*** Opening Information supplied ***

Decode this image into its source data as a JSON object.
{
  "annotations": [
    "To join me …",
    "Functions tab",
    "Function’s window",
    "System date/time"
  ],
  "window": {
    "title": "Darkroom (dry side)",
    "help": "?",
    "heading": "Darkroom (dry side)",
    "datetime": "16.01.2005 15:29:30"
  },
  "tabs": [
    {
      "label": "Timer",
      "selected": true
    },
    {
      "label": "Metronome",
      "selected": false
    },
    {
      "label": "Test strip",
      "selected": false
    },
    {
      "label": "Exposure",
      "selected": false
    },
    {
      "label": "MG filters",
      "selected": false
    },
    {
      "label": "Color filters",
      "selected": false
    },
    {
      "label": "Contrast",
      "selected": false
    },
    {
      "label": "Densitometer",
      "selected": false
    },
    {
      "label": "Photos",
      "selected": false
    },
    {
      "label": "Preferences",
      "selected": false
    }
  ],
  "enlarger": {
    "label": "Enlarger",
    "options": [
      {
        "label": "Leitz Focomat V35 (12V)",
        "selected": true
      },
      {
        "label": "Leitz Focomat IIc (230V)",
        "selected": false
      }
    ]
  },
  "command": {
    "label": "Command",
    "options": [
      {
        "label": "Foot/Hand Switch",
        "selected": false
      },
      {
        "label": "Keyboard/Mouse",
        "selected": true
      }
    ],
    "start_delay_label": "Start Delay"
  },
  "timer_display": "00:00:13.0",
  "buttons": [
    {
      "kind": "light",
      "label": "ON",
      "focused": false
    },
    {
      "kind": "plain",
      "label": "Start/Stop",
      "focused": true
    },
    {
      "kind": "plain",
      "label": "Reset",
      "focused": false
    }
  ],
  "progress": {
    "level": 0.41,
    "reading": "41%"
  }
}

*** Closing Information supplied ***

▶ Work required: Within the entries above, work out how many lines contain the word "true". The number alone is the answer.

▶ Result of the exercise: 4